Target: Pat McCrory, Governor of North Carolina
Goal: Push for greater enforcement of waste control regulations on hog farms
The second largest pork producer in the United States, North Carolina, is home to 8.9 million hogs, almost as many as the state’s 9.8 million human residents. But with this enormous population of pigs comes an equally large output of waste, which creates serious problems for local communities. These communities suffer from poor air quality and contaminated water. In 1999, the latter of these issues caught national attention when Hurricane Floyd caused waste-containing ponds to overflow into local water supplies, bringing in germs and excess nutrients. Aside from spreading a terrible stench throughout neighboring communities, pig waste also contains the greenhouse gas methane and chemicals that can cause irritation to the eyes and respiratory system as well as elevated blood pressure. So far the state of North Carolina has spent $17.8 million on research of waste management solutions, but the problem still persists.

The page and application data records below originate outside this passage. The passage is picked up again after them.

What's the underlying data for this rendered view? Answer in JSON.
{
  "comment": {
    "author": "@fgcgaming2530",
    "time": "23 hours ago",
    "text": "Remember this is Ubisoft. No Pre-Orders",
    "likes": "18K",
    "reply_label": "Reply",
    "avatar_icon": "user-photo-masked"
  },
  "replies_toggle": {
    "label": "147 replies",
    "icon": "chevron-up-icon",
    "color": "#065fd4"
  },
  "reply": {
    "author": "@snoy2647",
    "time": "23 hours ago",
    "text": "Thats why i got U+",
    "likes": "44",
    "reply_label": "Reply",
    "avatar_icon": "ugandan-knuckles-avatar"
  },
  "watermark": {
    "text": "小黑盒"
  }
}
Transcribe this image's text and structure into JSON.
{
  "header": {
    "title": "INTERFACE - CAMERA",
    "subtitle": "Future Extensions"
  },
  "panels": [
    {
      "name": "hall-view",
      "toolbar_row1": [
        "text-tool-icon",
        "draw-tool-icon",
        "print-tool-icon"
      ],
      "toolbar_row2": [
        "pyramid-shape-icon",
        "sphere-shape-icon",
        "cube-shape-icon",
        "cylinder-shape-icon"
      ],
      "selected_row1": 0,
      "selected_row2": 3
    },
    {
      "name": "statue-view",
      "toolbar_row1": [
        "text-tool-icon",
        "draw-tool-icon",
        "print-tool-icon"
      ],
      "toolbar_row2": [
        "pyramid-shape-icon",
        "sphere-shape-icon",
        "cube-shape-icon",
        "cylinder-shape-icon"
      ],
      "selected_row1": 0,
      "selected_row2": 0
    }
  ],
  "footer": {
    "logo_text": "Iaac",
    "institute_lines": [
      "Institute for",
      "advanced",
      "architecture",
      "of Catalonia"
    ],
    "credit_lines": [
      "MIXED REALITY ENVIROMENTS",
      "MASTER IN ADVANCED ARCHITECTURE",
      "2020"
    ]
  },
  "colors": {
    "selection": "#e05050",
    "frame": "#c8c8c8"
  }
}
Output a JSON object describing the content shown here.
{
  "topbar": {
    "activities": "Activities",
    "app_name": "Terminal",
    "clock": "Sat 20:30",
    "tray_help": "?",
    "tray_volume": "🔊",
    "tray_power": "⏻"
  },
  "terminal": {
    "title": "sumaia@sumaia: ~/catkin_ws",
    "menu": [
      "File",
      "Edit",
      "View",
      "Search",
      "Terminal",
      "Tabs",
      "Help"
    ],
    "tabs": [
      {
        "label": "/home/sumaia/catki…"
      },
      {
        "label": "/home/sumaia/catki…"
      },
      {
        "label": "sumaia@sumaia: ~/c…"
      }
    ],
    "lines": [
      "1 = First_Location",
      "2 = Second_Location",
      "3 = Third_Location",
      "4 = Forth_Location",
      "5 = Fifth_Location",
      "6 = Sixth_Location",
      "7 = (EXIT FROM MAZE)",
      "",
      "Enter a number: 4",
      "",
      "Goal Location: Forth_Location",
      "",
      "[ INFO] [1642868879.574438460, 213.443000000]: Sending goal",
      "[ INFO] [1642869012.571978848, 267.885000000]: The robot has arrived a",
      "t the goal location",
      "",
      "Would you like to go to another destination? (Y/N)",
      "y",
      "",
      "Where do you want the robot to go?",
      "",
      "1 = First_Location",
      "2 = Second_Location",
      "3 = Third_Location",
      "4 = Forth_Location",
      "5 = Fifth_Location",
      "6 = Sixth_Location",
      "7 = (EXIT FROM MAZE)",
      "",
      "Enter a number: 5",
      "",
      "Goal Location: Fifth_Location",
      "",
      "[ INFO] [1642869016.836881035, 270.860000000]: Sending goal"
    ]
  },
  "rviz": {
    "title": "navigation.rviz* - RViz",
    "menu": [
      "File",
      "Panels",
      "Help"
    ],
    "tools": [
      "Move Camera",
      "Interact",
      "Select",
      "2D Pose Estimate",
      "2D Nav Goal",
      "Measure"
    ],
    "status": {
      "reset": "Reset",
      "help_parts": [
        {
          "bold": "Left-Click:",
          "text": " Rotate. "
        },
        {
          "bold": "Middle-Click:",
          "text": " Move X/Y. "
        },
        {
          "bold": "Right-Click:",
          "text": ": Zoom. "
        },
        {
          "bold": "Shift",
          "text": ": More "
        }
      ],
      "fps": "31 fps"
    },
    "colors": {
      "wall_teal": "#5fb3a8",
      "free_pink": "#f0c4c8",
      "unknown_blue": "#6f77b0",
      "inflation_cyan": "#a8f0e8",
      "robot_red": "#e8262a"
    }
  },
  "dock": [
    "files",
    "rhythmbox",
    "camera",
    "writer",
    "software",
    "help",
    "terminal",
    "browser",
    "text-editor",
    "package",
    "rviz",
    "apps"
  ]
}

Part of the current dilemma can be traced to the rise of industrial agriculture in the 1980s and the consolidation of smaller farms into larger establishments. Before then, most farmers raised pigs on small lots and used the animals’ manure to fertilize their crops. Today, the conventional method for waste management involves channeling pig feces and urine into a lagoon hooked up to a spray system, which distributes liquid manure over fields after bacteria work to colonize it. The problem is a pervasive lack of enforcement of current restrictions in place to prevent another disaster like Hurricane Floyd. According to a feature article in National Geographic News, a shortage of inspectors allows illegal and damaging practices like spraying manure onto standing water to continue.
By signing the petition below, you can urge the state government to strengthen enforcement of regulations regarding waste management for the well-being of both North Carolina’s human communities and the pigs they raise.
Dear Governor McCrory,
I am writing in regards to North Carolina’s challenges in managing waste from the state’s multitude of hog farms. As the second largest producer of pork in the U.S., your state has invested financial resources and manpower to find solutions to the mounting waste threatening to pollute the air and contaminate local water supplies. Yet, a shortage of inspectors to enforce current waste management regulations remains a noticeable obstacle to progress.
I urge you to consider the potential risks to community health should illegal and destructive waste management practices be allowed to continue. I also encourage you to see the potential fixes that if deployed readily, could make a positive impact. Your actions are crucial to both the health and well-being of your state’s residents and the sustainability of a major economic asset.
[Your Name Here]
Photo credit: U.S. Geological Survey via Wikimedia Commons